◆ Exercise brief
Reproduce the data word for word, keeping every line complete.

______________________________

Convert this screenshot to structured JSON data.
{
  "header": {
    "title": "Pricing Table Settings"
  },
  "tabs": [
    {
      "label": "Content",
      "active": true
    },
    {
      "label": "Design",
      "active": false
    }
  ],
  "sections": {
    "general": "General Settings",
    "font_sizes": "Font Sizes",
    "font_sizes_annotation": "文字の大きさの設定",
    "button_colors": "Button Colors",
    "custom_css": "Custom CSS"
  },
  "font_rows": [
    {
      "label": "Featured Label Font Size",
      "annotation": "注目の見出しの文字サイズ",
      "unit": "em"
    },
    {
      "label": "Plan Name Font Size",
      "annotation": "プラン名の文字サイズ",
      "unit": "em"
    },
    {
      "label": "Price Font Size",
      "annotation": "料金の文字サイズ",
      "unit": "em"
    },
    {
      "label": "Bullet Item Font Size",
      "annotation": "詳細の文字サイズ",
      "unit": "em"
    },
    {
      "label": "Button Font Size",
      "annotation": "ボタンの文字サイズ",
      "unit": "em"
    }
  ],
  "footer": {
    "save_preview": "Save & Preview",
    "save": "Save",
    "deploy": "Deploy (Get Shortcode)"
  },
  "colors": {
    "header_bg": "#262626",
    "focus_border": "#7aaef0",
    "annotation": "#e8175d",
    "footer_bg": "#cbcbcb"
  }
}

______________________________

◆ Output of the task
Convert this screenshot to structured JSON data.
{
  "header": {
    "title": "Pricing Table Settings"
  },
  "tabs": [
    {
      "label": "Content",
      "active": true
    },
    {
      "label": "Design",
      "active": false
    }
  ],
  "sections": {
    "general": "General Settings",
    "font_sizes": "Font Sizes",
    "font_sizes_annotation": "文字の大きさの設定",
    "button_colors": "Button Colors",
    "custom_css": "Custom CSS"
  },
  "font_rows": [
    {
      "label": "Featured Label Font Size",
      "annotation": "注目の見出しの文字サイズ",
      "unit": "em"
    },
    {
      "label": "Plan Name Font Size",
      "annotation": "プラン名の文字サイズ",
      "unit": "em"
    },
    {
      "label": "Price Font Size",
      "annotation": "料金の文字サイズ",
      "unit": "em"
    },
    {
      "label": "Bullet Item Font Size",
      "annotation": "詳細の文字サイズ",
      "unit": "em"
    },
    {
      "label": "Button Font Size",
      "annotation": "ボタンの文字サイズ",
      "unit": "em"
    }
  ],
  "footer": {
    "save_preview": "Save & Preview",
    "save": "Save",
    "deploy": "Deploy (Get Shortcode)"
  },
  "colors": {
    "header_bg": "#262626",
    "focus_border": "#7aaef0",
    "annotation": "#e8175d",
    "footer_bg": "#cbcbcb"
  }
}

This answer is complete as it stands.